Task brief: In the entries below, find every line with "Factoid" and copy it.

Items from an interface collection
*-*-*

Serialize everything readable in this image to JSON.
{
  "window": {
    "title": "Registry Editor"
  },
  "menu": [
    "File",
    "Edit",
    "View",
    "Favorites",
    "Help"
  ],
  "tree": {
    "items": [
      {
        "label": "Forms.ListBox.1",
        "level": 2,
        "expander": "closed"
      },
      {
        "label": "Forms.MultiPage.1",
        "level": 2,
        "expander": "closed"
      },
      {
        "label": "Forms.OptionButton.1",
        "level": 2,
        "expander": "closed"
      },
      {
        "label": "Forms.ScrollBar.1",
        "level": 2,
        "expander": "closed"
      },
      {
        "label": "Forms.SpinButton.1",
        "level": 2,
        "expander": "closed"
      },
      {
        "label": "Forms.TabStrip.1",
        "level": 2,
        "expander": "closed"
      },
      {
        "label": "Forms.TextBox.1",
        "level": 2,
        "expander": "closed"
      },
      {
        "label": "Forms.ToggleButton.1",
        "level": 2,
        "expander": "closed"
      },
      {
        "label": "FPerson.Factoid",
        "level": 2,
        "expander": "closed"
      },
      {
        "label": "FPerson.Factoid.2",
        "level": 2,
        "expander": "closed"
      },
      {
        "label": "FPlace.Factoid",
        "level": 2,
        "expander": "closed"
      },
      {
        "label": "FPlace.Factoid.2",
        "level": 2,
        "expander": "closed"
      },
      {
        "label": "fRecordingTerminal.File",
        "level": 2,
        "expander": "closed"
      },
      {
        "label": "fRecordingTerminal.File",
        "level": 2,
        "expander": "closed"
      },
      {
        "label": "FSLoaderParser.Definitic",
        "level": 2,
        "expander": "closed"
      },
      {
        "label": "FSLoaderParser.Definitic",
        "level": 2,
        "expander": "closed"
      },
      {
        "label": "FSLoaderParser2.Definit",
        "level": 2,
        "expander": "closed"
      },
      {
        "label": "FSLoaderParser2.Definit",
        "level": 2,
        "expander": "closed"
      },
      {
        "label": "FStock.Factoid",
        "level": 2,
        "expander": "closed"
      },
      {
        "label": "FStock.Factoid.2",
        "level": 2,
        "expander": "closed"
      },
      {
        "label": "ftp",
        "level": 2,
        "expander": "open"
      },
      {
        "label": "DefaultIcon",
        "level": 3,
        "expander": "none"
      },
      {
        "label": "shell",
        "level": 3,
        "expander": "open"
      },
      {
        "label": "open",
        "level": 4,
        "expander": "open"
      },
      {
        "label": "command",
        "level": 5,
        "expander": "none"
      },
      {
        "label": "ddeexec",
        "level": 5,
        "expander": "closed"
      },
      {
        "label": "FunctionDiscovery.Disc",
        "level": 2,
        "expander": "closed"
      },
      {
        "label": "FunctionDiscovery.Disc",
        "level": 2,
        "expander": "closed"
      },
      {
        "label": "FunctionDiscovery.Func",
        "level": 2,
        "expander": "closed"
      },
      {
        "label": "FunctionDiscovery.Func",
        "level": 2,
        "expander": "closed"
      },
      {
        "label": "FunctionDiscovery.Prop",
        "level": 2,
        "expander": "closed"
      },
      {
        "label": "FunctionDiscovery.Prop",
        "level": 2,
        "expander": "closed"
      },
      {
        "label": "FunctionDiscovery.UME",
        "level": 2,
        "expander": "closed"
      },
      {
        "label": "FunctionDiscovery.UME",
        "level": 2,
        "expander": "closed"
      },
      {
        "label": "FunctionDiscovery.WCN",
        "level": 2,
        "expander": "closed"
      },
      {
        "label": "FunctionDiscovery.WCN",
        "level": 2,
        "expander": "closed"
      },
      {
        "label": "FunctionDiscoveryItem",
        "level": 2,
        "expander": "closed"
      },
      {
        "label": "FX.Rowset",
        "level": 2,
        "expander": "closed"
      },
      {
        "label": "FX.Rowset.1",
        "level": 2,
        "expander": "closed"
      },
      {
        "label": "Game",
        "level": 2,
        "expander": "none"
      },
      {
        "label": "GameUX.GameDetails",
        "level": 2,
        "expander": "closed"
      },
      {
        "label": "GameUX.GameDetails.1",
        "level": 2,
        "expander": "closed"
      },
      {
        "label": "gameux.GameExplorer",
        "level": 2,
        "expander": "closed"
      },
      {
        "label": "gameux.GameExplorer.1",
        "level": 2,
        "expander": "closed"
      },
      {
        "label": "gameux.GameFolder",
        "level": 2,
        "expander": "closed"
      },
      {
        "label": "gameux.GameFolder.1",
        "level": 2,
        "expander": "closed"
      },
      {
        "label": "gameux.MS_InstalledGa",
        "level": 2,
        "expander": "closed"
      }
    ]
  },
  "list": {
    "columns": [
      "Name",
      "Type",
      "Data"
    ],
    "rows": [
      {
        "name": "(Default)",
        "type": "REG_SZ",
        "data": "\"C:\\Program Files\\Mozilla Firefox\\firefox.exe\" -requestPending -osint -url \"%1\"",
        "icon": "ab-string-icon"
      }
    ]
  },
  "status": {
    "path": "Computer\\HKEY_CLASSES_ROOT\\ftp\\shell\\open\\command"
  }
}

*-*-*

Response area:
        "label": "FPerson.Factoid",
        "label": "FPerson.Factoid.2",
        "label": "FPlace.Factoid",
        "label": "FPlace.Factoid.2",
        "label": "FStock.Factoid",
        "label": "FStock.Factoid.2",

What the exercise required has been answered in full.